<<<<

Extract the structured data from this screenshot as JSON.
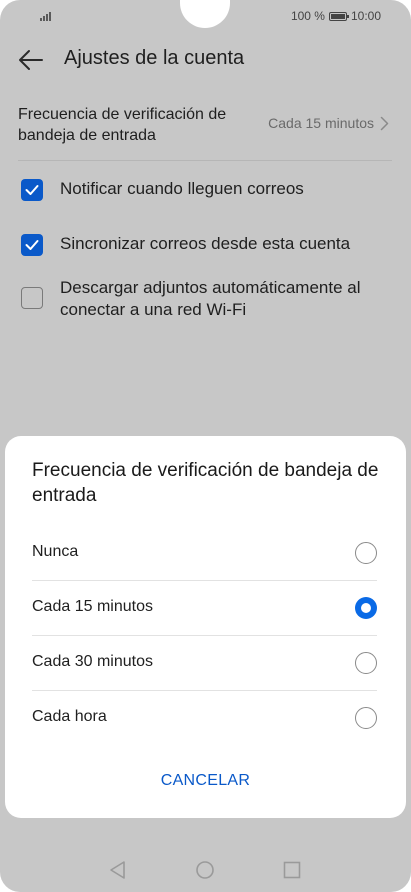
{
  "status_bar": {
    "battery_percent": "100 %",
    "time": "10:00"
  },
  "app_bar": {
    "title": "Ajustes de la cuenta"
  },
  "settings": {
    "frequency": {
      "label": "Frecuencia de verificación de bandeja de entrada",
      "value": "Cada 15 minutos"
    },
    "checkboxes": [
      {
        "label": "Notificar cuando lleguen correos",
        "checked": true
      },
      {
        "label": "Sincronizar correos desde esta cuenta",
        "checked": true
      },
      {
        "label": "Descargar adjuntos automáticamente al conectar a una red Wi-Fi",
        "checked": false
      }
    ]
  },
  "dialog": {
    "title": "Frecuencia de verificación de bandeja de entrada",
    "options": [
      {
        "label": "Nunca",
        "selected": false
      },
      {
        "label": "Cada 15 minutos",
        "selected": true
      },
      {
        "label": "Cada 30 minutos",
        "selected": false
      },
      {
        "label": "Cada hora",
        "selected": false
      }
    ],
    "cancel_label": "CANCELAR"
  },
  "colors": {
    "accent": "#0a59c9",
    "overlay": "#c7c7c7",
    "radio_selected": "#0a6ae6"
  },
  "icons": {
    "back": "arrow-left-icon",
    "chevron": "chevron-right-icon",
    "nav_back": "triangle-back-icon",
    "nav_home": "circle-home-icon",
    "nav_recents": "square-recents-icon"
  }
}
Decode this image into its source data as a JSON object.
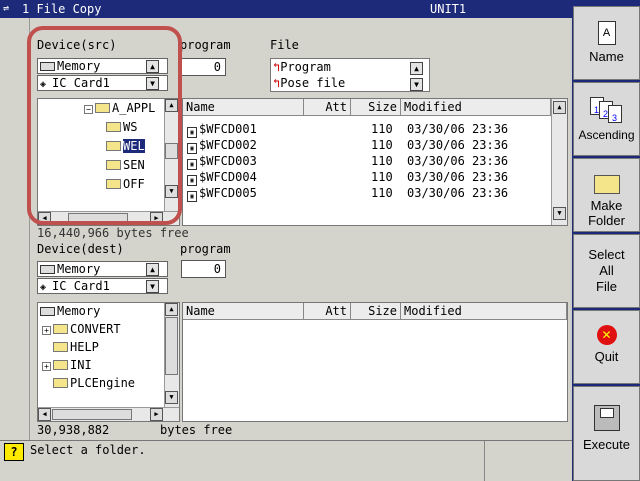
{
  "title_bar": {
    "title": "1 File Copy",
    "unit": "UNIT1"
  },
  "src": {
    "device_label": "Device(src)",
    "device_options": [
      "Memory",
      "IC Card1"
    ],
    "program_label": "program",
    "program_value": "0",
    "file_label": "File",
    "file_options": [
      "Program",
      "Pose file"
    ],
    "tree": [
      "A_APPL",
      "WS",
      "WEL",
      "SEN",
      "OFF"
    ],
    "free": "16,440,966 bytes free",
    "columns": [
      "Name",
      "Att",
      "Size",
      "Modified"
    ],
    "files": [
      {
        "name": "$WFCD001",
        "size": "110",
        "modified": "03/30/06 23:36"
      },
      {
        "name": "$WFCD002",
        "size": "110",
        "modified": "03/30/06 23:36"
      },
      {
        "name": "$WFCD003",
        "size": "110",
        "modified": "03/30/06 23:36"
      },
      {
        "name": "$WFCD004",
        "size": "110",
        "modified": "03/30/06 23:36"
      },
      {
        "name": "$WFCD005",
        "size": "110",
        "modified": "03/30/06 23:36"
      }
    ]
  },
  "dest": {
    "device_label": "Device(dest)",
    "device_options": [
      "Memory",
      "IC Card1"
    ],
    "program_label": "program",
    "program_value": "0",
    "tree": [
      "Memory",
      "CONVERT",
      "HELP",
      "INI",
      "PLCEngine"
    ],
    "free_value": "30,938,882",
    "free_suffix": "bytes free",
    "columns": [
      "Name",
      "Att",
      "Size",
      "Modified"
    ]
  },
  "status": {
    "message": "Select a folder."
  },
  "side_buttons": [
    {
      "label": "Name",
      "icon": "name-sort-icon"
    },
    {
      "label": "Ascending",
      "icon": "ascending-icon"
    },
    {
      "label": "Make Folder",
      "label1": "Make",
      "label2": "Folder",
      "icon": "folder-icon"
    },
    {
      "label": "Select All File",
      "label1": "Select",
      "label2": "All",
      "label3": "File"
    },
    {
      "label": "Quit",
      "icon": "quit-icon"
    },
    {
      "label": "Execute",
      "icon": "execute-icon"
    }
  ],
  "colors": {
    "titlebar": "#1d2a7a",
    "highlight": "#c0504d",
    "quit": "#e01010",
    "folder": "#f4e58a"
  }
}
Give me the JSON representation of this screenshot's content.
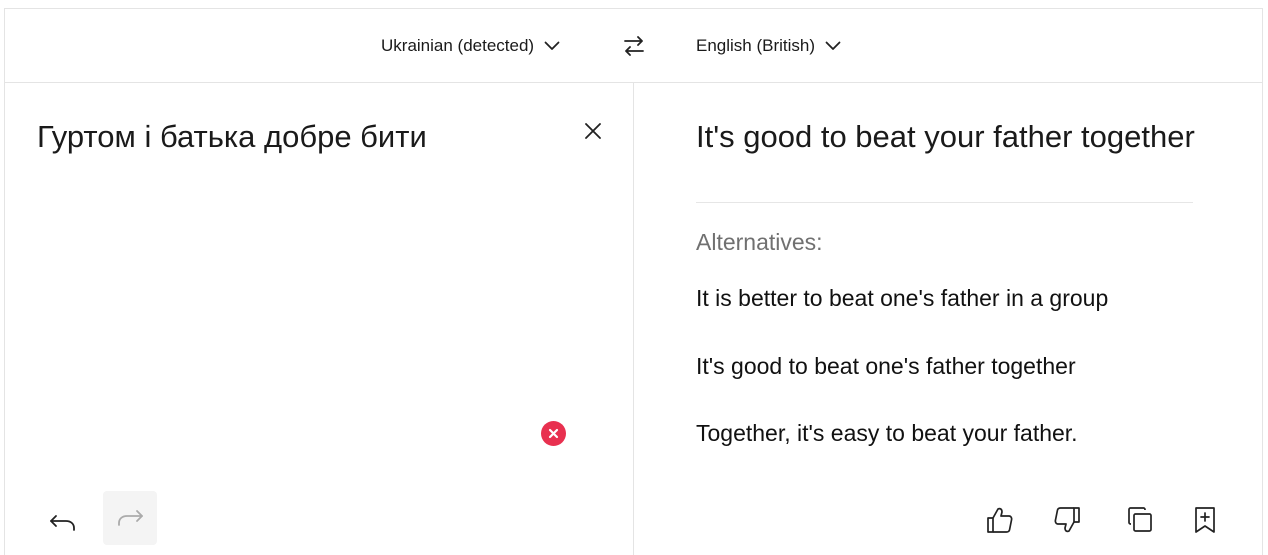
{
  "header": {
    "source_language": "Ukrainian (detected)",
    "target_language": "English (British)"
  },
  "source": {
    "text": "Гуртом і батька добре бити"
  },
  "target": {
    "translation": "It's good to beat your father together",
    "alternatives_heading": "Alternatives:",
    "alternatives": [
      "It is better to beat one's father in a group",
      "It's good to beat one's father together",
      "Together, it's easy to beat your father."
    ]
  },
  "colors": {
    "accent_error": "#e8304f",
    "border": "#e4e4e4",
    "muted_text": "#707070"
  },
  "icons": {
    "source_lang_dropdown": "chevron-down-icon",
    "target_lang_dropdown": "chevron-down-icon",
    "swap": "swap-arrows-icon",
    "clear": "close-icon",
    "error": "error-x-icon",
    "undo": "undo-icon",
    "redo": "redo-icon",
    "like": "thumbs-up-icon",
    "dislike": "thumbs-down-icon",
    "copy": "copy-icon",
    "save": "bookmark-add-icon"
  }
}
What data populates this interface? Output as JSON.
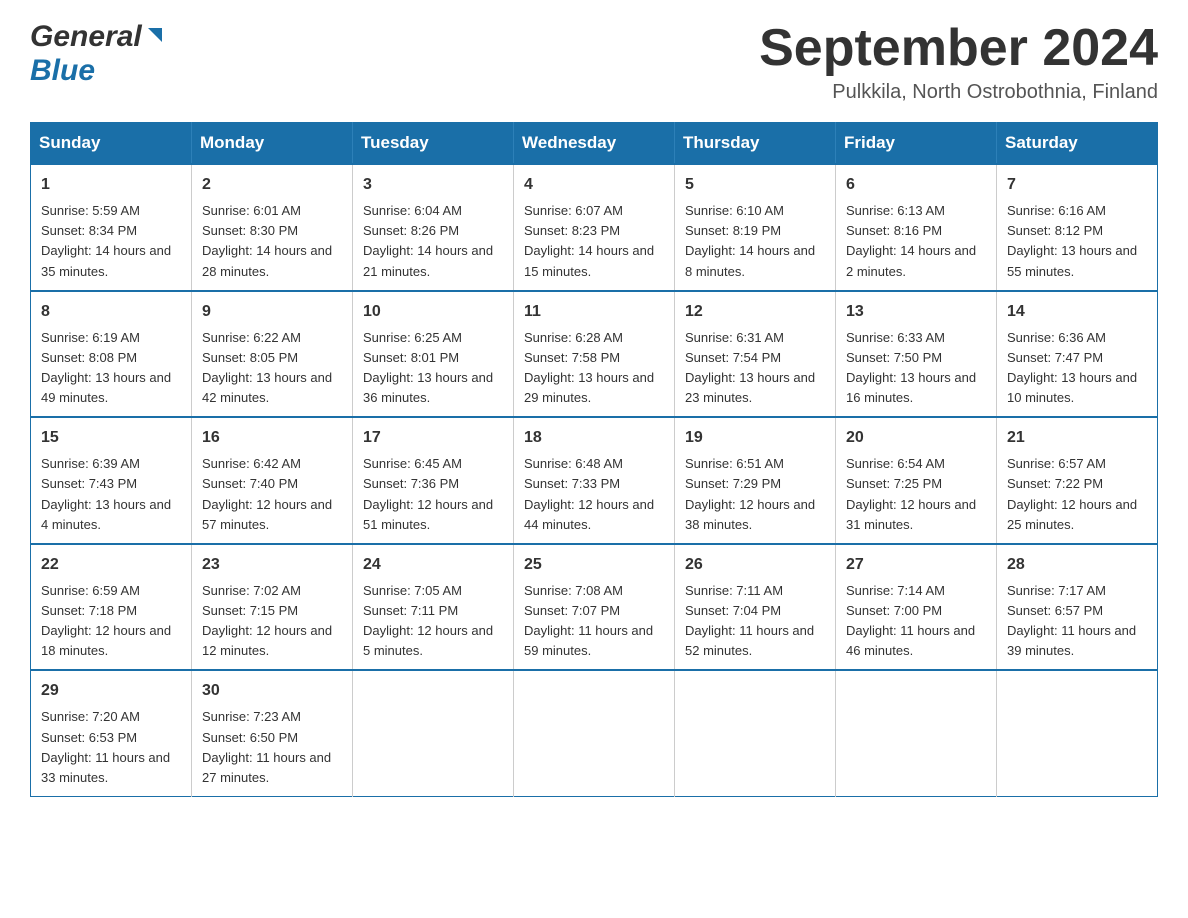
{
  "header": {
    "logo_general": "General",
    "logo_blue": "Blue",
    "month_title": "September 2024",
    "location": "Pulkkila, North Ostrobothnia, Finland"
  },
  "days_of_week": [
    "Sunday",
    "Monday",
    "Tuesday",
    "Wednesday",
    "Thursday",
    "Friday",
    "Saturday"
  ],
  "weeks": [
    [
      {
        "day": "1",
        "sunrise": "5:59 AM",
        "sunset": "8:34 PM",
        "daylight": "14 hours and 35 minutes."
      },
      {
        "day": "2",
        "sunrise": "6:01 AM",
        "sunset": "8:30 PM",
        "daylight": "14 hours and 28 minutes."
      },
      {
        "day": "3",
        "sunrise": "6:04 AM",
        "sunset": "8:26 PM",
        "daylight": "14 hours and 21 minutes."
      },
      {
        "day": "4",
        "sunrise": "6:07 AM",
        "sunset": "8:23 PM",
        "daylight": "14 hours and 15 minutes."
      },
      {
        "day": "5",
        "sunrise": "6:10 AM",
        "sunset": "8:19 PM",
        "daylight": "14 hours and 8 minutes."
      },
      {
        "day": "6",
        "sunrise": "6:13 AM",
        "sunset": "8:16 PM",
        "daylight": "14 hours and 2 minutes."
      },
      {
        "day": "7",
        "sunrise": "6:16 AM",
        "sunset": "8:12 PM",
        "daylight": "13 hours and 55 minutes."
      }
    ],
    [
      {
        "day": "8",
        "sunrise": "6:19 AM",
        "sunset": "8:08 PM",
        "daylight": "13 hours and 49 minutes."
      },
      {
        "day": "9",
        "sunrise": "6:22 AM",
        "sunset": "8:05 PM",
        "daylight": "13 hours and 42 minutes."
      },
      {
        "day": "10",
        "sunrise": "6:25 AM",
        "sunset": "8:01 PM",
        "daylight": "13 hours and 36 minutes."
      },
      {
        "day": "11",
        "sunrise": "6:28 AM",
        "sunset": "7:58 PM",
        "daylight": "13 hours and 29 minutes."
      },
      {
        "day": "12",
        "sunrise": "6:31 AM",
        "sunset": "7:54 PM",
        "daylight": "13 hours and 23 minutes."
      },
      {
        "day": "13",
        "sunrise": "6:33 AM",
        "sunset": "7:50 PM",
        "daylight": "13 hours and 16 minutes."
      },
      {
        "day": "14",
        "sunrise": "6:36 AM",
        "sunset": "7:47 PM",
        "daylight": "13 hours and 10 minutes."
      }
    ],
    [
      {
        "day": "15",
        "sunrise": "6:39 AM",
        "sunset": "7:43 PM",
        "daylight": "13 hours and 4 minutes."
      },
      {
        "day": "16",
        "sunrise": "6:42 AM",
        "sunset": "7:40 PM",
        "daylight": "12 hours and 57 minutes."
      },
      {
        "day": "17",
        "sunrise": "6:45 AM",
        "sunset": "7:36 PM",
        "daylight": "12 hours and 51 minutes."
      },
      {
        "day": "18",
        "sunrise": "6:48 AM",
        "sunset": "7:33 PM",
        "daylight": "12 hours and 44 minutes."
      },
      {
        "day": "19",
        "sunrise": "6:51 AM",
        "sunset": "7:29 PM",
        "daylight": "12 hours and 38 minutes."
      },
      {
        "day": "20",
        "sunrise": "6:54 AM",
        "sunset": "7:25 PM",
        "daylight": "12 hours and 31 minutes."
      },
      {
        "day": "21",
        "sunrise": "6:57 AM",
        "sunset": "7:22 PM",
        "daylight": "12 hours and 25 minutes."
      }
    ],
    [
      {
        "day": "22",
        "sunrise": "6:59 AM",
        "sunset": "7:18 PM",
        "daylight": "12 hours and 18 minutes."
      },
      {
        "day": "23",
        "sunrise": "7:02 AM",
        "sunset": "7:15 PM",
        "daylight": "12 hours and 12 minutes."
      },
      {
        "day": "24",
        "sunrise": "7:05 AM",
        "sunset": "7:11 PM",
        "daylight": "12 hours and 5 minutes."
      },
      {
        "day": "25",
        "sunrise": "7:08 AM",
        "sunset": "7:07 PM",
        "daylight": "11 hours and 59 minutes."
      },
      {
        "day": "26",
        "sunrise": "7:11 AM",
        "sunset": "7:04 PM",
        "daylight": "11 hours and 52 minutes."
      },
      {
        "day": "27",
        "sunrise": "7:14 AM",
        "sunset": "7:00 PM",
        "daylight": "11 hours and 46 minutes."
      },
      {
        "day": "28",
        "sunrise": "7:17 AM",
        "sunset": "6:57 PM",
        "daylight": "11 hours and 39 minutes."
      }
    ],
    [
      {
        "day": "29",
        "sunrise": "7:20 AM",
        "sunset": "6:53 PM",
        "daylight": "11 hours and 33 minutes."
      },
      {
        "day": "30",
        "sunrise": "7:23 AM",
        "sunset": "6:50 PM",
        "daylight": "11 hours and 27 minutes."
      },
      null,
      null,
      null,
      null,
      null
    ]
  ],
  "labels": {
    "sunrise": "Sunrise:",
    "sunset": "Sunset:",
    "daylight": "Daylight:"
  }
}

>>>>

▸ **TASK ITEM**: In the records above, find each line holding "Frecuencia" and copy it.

▸ **ANSWER TO THIS TASK**:
      "label": "Frecuencia de verificación de bandeja de entrada",
    "title": "Frecuencia de verificación de bandeja de entrada",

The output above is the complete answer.